Each record below must be written out again in exactly the same form.
Data listing below:
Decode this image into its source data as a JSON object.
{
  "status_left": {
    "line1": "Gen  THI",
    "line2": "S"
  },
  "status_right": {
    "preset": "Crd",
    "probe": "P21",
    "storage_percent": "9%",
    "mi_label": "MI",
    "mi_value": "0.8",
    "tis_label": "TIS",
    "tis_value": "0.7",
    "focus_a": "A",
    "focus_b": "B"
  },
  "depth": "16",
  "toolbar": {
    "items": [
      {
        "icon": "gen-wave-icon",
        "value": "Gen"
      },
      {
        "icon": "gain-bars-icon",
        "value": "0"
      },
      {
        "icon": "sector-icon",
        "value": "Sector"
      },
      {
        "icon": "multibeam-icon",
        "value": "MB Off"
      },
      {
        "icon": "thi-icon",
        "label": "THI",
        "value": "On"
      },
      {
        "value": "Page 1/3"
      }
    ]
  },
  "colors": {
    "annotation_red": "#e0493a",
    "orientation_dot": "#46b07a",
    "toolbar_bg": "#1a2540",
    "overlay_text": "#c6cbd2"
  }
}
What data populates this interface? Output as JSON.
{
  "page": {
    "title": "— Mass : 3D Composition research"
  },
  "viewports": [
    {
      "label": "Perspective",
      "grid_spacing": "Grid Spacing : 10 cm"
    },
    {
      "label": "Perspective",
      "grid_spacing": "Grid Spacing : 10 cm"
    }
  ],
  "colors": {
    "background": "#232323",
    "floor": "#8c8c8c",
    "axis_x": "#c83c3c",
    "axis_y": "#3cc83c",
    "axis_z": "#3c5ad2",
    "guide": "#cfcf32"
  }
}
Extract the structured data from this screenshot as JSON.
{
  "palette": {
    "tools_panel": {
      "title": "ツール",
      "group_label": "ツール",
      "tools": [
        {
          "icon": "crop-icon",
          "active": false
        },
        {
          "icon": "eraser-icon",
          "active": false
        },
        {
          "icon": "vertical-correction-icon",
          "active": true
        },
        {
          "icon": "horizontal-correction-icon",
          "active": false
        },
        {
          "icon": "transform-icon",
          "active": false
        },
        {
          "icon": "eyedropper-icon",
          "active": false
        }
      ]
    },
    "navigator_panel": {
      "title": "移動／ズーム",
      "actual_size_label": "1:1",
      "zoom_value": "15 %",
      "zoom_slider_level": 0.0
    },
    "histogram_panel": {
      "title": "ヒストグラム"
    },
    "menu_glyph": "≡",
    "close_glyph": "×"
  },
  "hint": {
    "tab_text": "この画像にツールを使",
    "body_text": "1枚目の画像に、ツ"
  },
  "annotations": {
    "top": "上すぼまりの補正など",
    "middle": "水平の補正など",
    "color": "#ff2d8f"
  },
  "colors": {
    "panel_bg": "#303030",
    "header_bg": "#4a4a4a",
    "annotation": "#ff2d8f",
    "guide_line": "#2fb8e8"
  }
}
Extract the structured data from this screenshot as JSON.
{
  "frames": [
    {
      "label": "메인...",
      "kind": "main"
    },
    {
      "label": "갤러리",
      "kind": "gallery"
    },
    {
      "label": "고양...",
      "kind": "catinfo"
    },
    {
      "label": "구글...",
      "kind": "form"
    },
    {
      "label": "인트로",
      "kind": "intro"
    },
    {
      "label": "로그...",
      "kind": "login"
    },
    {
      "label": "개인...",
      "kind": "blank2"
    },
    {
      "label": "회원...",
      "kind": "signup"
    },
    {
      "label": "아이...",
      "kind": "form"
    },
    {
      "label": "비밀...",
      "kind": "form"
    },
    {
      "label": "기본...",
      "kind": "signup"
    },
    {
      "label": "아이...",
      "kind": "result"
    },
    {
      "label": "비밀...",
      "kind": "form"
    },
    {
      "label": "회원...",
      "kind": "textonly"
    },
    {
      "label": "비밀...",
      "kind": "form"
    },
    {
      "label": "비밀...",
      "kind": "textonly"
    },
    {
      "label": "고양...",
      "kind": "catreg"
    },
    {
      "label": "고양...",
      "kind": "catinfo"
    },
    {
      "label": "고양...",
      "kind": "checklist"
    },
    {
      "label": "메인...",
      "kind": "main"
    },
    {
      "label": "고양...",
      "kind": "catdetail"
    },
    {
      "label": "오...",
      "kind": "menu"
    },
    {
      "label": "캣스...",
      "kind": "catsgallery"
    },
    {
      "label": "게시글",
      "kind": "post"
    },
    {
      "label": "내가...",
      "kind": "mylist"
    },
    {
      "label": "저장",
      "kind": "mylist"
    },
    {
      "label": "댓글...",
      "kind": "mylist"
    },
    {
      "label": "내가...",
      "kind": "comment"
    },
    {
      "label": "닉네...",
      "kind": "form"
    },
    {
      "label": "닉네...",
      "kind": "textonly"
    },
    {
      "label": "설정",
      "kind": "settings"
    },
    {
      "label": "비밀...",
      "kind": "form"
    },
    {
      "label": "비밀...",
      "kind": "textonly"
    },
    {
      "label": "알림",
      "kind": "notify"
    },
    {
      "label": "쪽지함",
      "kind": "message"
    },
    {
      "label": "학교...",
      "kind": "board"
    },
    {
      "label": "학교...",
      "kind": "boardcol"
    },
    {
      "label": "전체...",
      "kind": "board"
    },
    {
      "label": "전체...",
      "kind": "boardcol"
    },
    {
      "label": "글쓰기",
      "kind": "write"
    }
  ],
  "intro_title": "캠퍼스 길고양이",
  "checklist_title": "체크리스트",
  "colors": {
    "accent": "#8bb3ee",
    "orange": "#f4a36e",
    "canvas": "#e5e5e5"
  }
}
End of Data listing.
Output ▸
Decode this image into its source data as a JSON object.
{
  "status_left": {
    "line1": "Gen  THI",
    "line2": "S"
  },
  "status_right": {
    "preset": "Crd",
    "probe": "P21",
    "storage_percent": "9%",
    "mi_label": "MI",
    "mi_value": "0.8",
    "tis_label": "TIS",
    "tis_value": "0.7",
    "focus_a": "A",
    "focus_b": "B"
  },
  "depth": "16",
  "toolbar": {
    "items": [
      {
        "icon": "gen-wave-icon",
        "value": "Gen"
      },
      {
        "icon": "gain-bars-icon",
        "value": "0"
      },
      {
        "icon": "sector-icon",
        "value": "Sector"
      },
      {
        "icon": "multibeam-icon",
        "value": "MB Off"
      },
      {
        "icon": "thi-icon",
        "label": "THI",
        "value": "On"
      },
      {
        "value": "Page 1/3"
      }
    ]
  },
  "colors": {
    "annotation_red": "#e0493a",
    "orientation_dot": "#46b07a",
    "toolbar_bg": "#1a2540",
    "overlay_text": "#c6cbd2"
  }
}
What data populates this interface? Output as JSON.
{
  "page": {
    "title": "— Mass : 3D Composition research"
  },
  "viewports": [
    {
      "label": "Perspective",
      "grid_spacing": "Grid Spacing : 10 cm"
    },
    {
      "label": "Perspective",
      "grid_spacing": "Grid Spacing : 10 cm"
    }
  ],
  "colors": {
    "background": "#232323",
    "floor": "#8c8c8c",
    "axis_x": "#c83c3c",
    "axis_y": "#3cc83c",
    "axis_z": "#3c5ad2",
    "guide": "#cfcf32"
  }
}
Extract the structured data from this screenshot as JSON.
{
  "palette": {
    "tools_panel": {
      "title": "ツール",
      "group_label": "ツール",
      "tools": [
        {
          "icon": "crop-icon",
          "active": false
        },
        {
          "icon": "eraser-icon",
          "active": false
        },
        {
          "icon": "vertical-correction-icon",
          "active": true
        },
        {
          "icon": "horizontal-correction-icon",
          "active": false
        },
        {
          "icon": "transform-icon",
          "active": false
        },
        {
          "icon": "eyedropper-icon",
          "active": false
        }
      ]
    },
    "navigator_panel": {
      "title": "移動／ズーム",
      "actual_size_label": "1:1",
      "zoom_value": "15 %",
      "zoom_slider_level": 0.0
    },
    "histogram_panel": {
      "title": "ヒストグラム"
    },
    "menu_glyph": "≡",
    "close_glyph": "×"
  },
  "hint": {
    "tab_text": "この画像にツールを使",
    "body_text": "1枚目の画像に、ツ"
  },
  "annotations": {
    "top": "上すぼまりの補正など",
    "middle": "水平の補正など",
    "color": "#ff2d8f"
  },
  "colors": {
    "panel_bg": "#303030",
    "header_bg": "#4a4a4a",
    "annotation": "#ff2d8f",
    "guide_line": "#2fb8e8"
  }
}
Extract the structured data from this screenshot as JSON.
{
  "frames": [
    {
      "label": "메인...",
      "kind": "main"
    },
    {
      "label": "갤러리",
      "kind": "gallery"
    },
    {
      "label": "고양...",
      "kind": "catinfo"
    },
    {
      "label": "구글...",
      "kind": "form"
    },
    {
      "label": "인트로",
      "kind": "intro"
    },
    {
      "label": "로그...",
      "kind": "login"
    },
    {
      "label": "개인...",
      "kind": "blank2"
    },
    {
      "label": "회원...",
      "kind": "signup"
    },
    {
      "label": "아이...",
      "kind": "form"
    },
    {
      "label": "비밀...",
      "kind": "form"
    },
    {
      "label": "기본...",
      "kind": "signup"
    },
    {
      "label": "아이...",
      "kind": "result"
    },
    {
      "label": "비밀...",
      "kind": "form"
    },
    {
      "label": "회원...",
      "kind": "textonly"
    },
    {
      "label": "비밀...",
      "kind": "form"
    },
    {
      "label": "비밀...",
      "kind": "textonly"
    },
    {
      "label": "고양...",
      "kind": "catreg"
    },
    {
      "label": "고양...",
      "kind": "catinfo"
    },
    {
      "label": "고양...",
      "kind": "checklist"
    },
    {
      "label": "메인...",
      "kind": "main"
    },
    {
      "label": "고양...",
      "kind": "catdetail"
    },
    {
      "label": "오...",
      "kind": "menu"
    },
    {
      "label": "캣스...",
      "kind": "catsgallery"
    },
    {
      "label": "게시글",
      "kind": "post"
    },
    {
      "label": "내가...",
      "kind": "mylist"
    },
    {
      "label": "저장",
      "kind": "mylist"
    },
    {
      "label": "댓글...",
      "kind": "mylist"
    },
    {
      "label": "내가...",
      "kind": "comment"
    },
    {
      "label": "닉네...",
      "kind": "form"
    },
    {
      "label": "닉네...",
      "kind": "textonly"
    },
    {
      "label": "설정",
      "kind": "settings"
    },
    {
      "label": "비밀...",
      "kind": "form"
    },
    {
      "label": "비밀...",
      "kind": "textonly"
    },
    {
      "label": "알림",
      "kind": "notify"
    },
    {
      "label": "쪽지함",
      "kind": "message"
    },
    {
      "label": "학교...",
      "kind": "board"
    },
    {
      "label": "학교...",
      "kind": "boardcol"
    },
    {
      "label": "전체...",
      "kind": "board"
    },
    {
      "label": "전체...",
      "kind": "boardcol"
    },
    {
      "label": "글쓰기",
      "kind": "write"
    }
  ],
  "intro_title": "캠퍼스 길고양이",
  "checklist_title": "체크리스트",
  "colors": {
    "accent": "#8bb3ee",
    "orange": "#f4a36e",
    "canvas": "#e5e5e5"
  }
}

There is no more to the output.